Copy every record verbatim but exclude the pictures.

■ **INPUT RECORDS**:
════════════════════
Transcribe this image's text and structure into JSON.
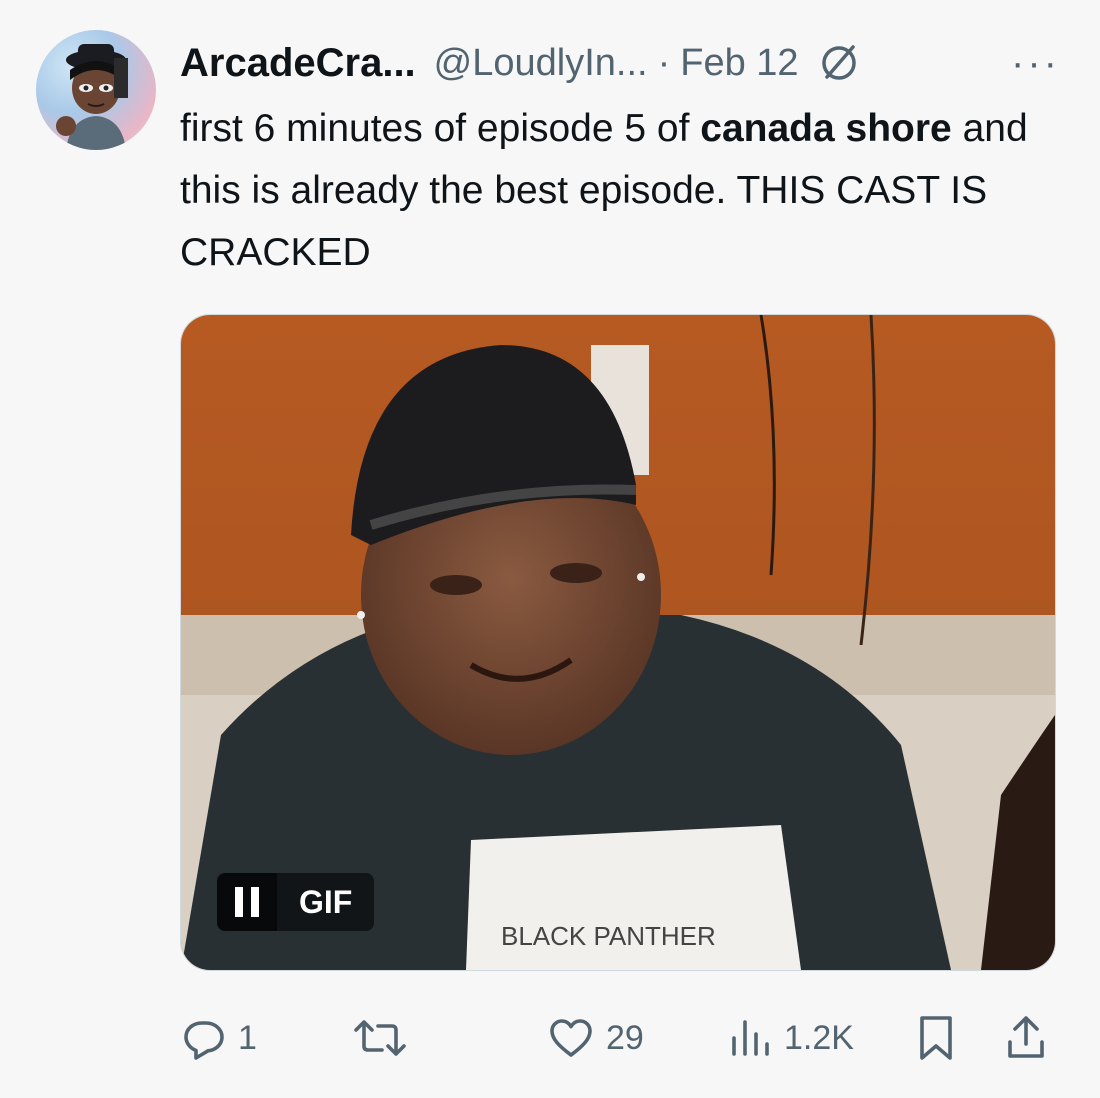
{
  "tweet": {
    "display_name": "ArcadeCra...",
    "handle": "@LoudlyIn...",
    "separator": "·",
    "date": "Feb 12",
    "more_label": "···",
    "text_part1": "first 6 minutes of episode 5 of ",
    "text_bold1": "canada shore",
    "text_part2": " and this is already the best episode. THIS CAST IS CRACKED"
  },
  "media": {
    "gif_label": "GIF",
    "shirt_text": "BLACK PANTHER"
  },
  "actions": {
    "replies": "1",
    "reposts": "",
    "likes": "29",
    "views": "1.2K"
  },
  "icons": [
    "verified-icon",
    "more-icon",
    "pause-icon",
    "reply-icon",
    "repost-icon",
    "like-icon",
    "views-icon",
    "bookmark-icon",
    "share-icon"
  ],
  "colors": {
    "secondary_text": "#536471",
    "text": "#0f1419",
    "background": "#f7f7f7"
  }
}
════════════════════
■ **ANSWER SPACE**:
Transcribe this image's text and structure into JSON.
{
  "tweet": {
    "display_name": "ArcadeCra...",
    "handle": "@LoudlyIn...",
    "separator": "·",
    "date": "Feb 12",
    "more_label": "···",
    "text_part1": "first 6 minutes of episode 5 of ",
    "text_bold1": "canada shore",
    "text_part2": " and this is already the best episode. THIS CAST IS CRACKED"
  },
  "media": {
    "gif_label": "GIF",
    "shirt_text": "BLACK PANTHER"
  },
  "actions": {
    "replies": "1",
    "reposts": "",
    "likes": "29",
    "views": "1.2K"
  },
  "icons": [
    "verified-icon",
    "more-icon",
    "pause-icon",
    "reply-icon",
    "repost-icon",
    "like-icon",
    "views-icon",
    "bookmark-icon",
    "share-icon"
  ],
  "colors": {
    "secondary_text": "#536471",
    "text": "#0f1419",
    "background": "#f7f7f7"
  }
}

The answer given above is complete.